“I reapplied and am volunteering as a cleaner at CARE’s community center, but I preferred working at the daycare,” explains Thunayya. “I used to make about US$12.75 per day there. I spent my time playing with children and teaching them pleasant things.”
When asked how she prioritized the purchases she made with the incentives she earned, Thunayya immediately put her elderly father’s needs first. “He loves fruits and vegetables, and we cannot afford these with the e-cards we receive. Sometimes he is prescribed medication that I can only buy with money. Once, he was really sick so I had to take him out of the camp to a doctor in Mafraq city – I had to pay for all of that.”
Thunayya used World Food Programme e-cards for basic grocery shopping, such as oil, rice, and canned food, but sometimes the family’s needs were greater, making them dependent on the money she earned from volunteering.

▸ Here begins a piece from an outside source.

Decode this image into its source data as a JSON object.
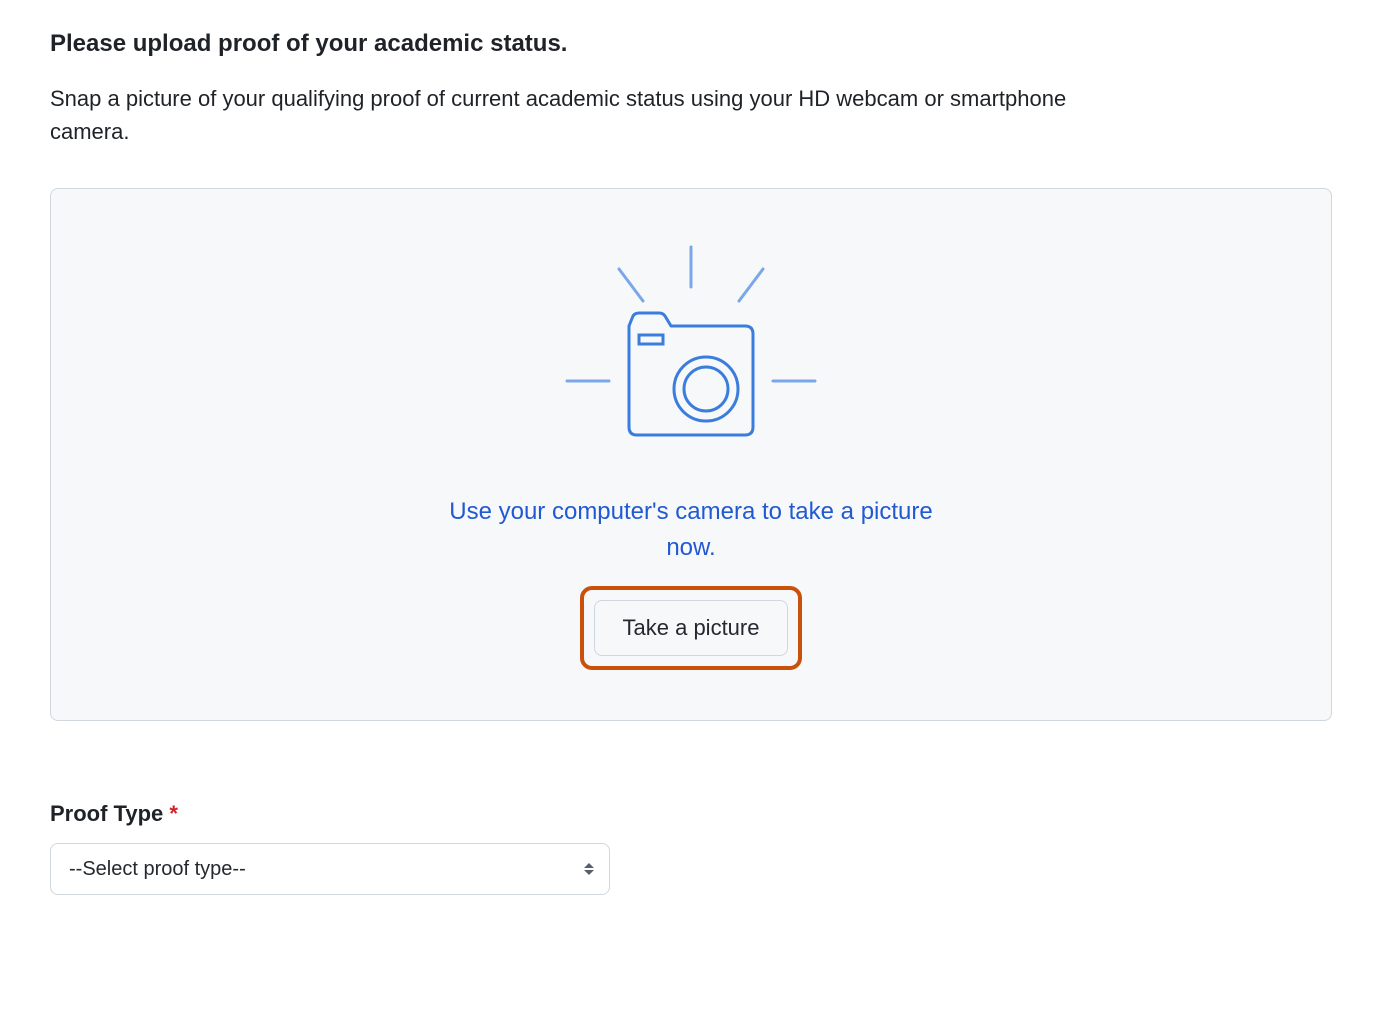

Forced to get married when she was 14 years old, Thunnaya separated from her husband after eight months and has been alone ever since. Besides her father, she has a widowed sister with five children under 14 years. “She does not have any source of income,” says Thunayya of her sister. “She is the only other family member I have in Azraq. My three brothers now live in Lebanon.”
Earlier in 2015, a designated market area in Azraq camp was built for refugees, aimed at providing more options for purchasing goods and services, while allowing camp residents to work and earn an income.
Thunayya is one of many Syrian refugees looking forward to the market opening. “People’s situation here would become much better if the market opened,” explained Thunayya. “Groceries in the supermarket here are expensive and not everything is available. I have bought things from outside the camp, where they were much cheaper. I also wish to see more vocational courses for women, such as knitting.
Her personal dream is one, she says, that is shared by many others: “I just wish for happiness and comfort. Isn’t that every human being’s ultimate wish?”
At the time the article was released, in July 2015, over 4,000 refugees at Azra camp had already applied for the incentive-based volunteer programme.
Mahmoud Shabeeb – Regional Communications Officer, Syria Crisis (originally published on 30 July 2015).
This story is published as part of the campaign for International Volunteer Day 2017: Volunteers Act First. Here. Everywhere.